The real reason, at the end of the day, that this institution punts most of its power to executive branch agencies is because it is a convenient way for legislators to be able to avoid taking responsibility for controversial and often unpopular decisions. If people want to get reelected over and over and over again, and that’s your highest goal — if your biggest long-term thought around here is about your own incumbency — then actually giving away your power is a pretty good strategy. … And so, at the end of the day, a lot of the power delegation that happens from this branch is because the Congress has decided to self-neuter.
Sasse then eloquently noted how this abdication of power by Congress has ultimately undermined the voting power of every American citizen:
The important thing isn’t whether Congress has lame jobs; the important thing is that when Congress neuters itself and gives power to an unaccountable fourth branch of government, it means the people are cut out of the process.
So, ultimately when the Congress is neutered, when the administrative state grows, when there is this fourth branch of government, it makes it harder and harder for the concerns of citizens to be represented and articulated by people, that the people know they have power over. All the power, or almost all the power, right now happens offstage. And that leaves a lot of people wondering, “Who’s looking out for me?”
He then concluded by boiling down the only truly legitimate thing senators need to consider for deciding on Kavanaugh:
So the question we have before us today is not what did Brett Kavanaugh think 11 years ago on some policy matter. The question before us is whether or not he has the temperament and the character to take his policy views and political preferences and put them in a box marked “irrelevant” and set it aside every morning when he puts on the black robe. The question is, “Does he have the character and temperament to do that?” If you don’t think he does, vote no. But if you think he does, stop the charades. Because, at the end of the day, I think all of us know that Brett Kavanaugh understands that his job isn’t to rewrite laws as he wishes they were. He understands that he’s not being interviewed to be a super legislator. He understands that his job isn’t to seek popularity. His job is to be fair and dispassionate. It is not to exercise empathy. It is to follow written laws.

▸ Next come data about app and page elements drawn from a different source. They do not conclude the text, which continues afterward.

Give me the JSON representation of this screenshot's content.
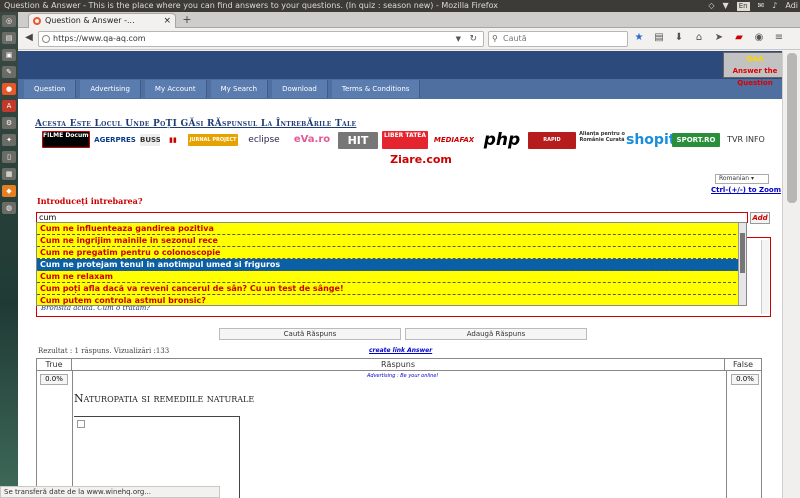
{
  "window": {
    "title": "Question & Answer - This is the place where you can find answers to your questions. (In quiz : season new) - Mozilla Firefox"
  },
  "tray": {
    "lang": "En",
    "user": "Adi"
  },
  "browser": {
    "tab_title": "Question & Answer -...",
    "url": "https://www.qa-aq.com",
    "search_placeholder": "Caută",
    "status": "Se transferă date de la www.winehq.org..."
  },
  "site": {
    "logo_top": "Q&A",
    "logo_bottom": "Answer the Question",
    "menu": [
      "Question",
      "Advertising",
      "My Account",
      "My Search",
      "Download",
      "Terms & Conditions"
    ],
    "tagline": "Acesta Este Locul Unde PoȚI GĂsi RĂspunsul La ÎntrebĂrile Tale",
    "language": "Romanian",
    "zoom_hint": "Ctrl-(+/-) to Zoom",
    "question_label": "Introduceți intrebarea?",
    "question_value": "cum",
    "add_label": "Add",
    "result_preview": "Bronsita acuta. Cum o tratam?",
    "suggestions": [
      "Cum ne influenteaza gandirea pozitiva",
      "Cum ne ingrijim mainile in sezonul rece",
      "Cum ne pregatim pentru o colonoscopie",
      "Cum ne protejam tenul in anotimpul umed si friguros",
      "Cum ne relaxam",
      "Cum poți afla dacă va reveni cancerul de sân? Cu un test de sânge!",
      "Cum putem controla astmul bronsic?"
    ],
    "selected_index": 3,
    "search_btn": "Caută Răspuns",
    "add_answer_btn": "Adaugă Răspuns",
    "stats": "Rezultat : 1 răspuns. Vizualizări :133",
    "create_link": "create link Answer",
    "col_true": "True",
    "col_answer": "Răspuns",
    "col_false": "False",
    "true_pct": "0.0%",
    "false_pct": "0.0%",
    "ad_text": "Advertising : Be your online!",
    "answer_title": "Naturopatia si remediile naturale"
  },
  "partners": [
    "FILME Documentare",
    "AGERPRES",
    "BUSS",
    "JURNAL PROJECT",
    "eclipse",
    "eVa.ro",
    "HIT",
    "LIBER TATEA",
    "MEDIAFAX",
    "php",
    "RAPID",
    "Alianța pentru o Românie Curată",
    "shopit",
    "SPORT.RO",
    "TVR INFO",
    "Ziare.com"
  ],
  "colors": {
    "banner": "#2c4a7c",
    "menu": "#4e6fa0",
    "accent_red": "#cc0000",
    "suggest_bg": "#ffff00",
    "select_bg": "#0b5fa5"
  }
}
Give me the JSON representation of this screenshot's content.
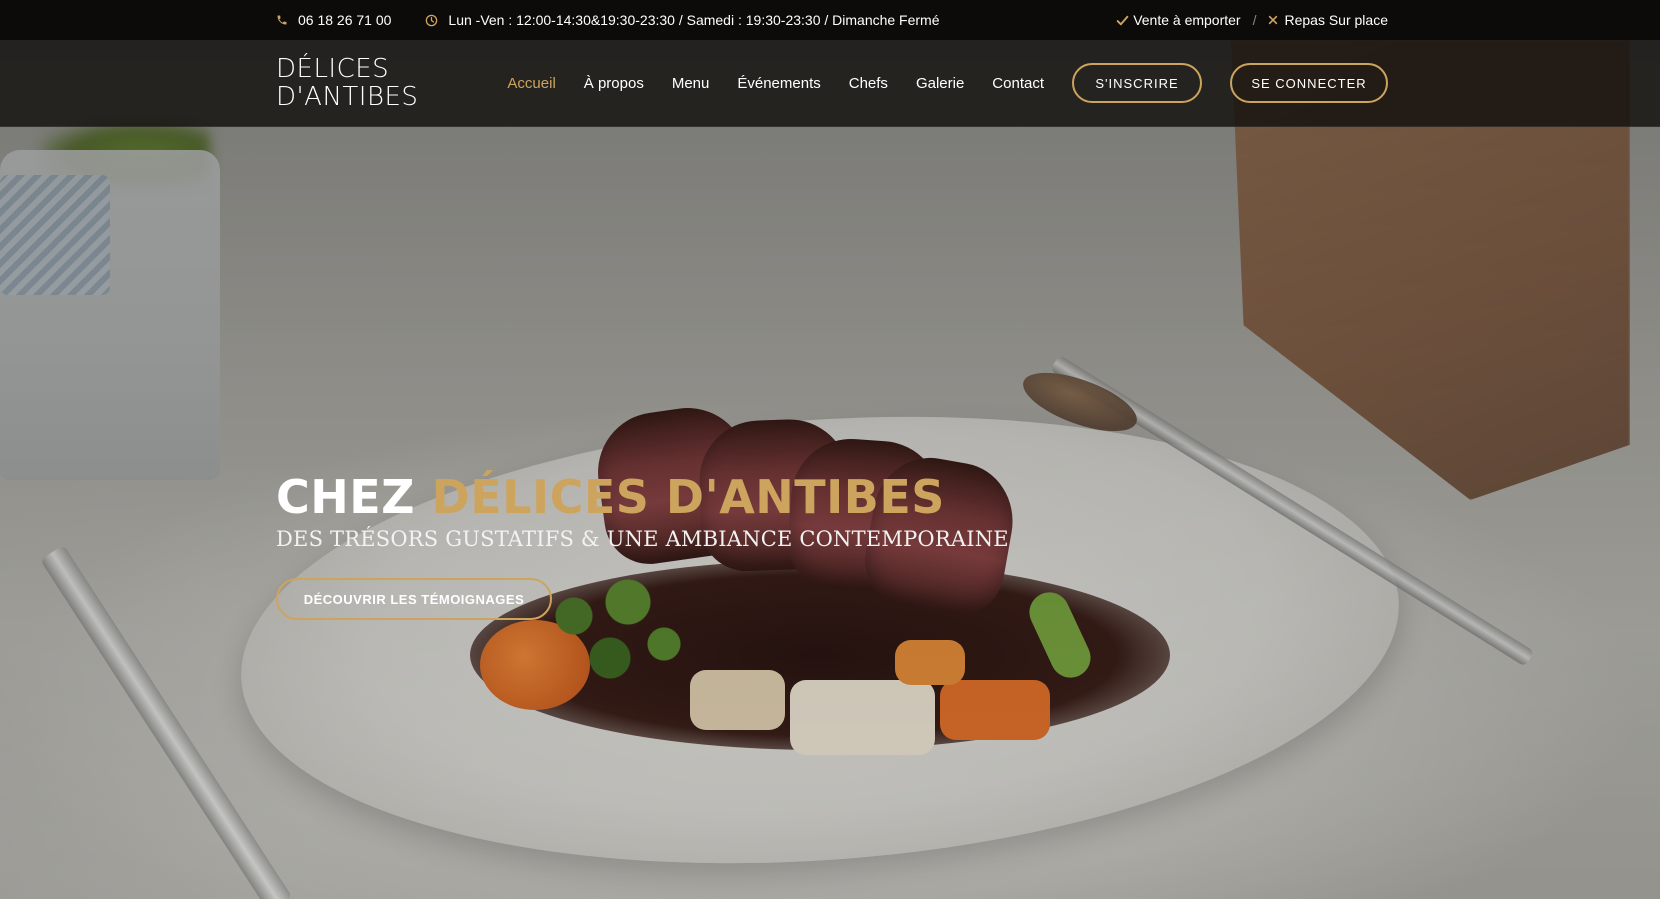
{
  "topbar": {
    "phone": "06 18 26 71 00",
    "hours": "Lun -Ven : 12:00-14:30&19:30-23:30 / Samedi : 19:30-23:30 / Dimanche Fermé",
    "takeaway": "Vente à emporter",
    "separator": "/",
    "dine_in": "Repas Sur place"
  },
  "logo": {
    "line1": "DÉLICES",
    "line2": "D'ANTIBES"
  },
  "nav": {
    "links": [
      "Accueil",
      "À propos",
      "Menu",
      "Événements",
      "Chefs",
      "Galerie",
      "Contact"
    ],
    "active": "Accueil",
    "signup": "S'INSCRIRE",
    "login": "SE CONNECTER"
  },
  "hero": {
    "title_prefix": "CHEZ ",
    "title_accent": "DÉLICES D'ANTIBES",
    "subtitle": "DES TRÉSORS GUSTATIFS & UNE AMBIANCE CONTEMPORAINE",
    "cta": "DÉCOUVRIR LES TÉMOIGNAGES"
  },
  "icons": {
    "phone": "phone-icon",
    "clock": "clock-icon",
    "check": "check-icon",
    "cross": "close-icon"
  },
  "colors": {
    "accent": "#cda45e",
    "topbar_bg": "#0c0b09"
  }
}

Ultimately, Sasse accurately articulated what really matters. The rest of the antics in the Senate yesterday were just the sideshow.
Here are Sasse’s comments in their entirety — well worth viewing: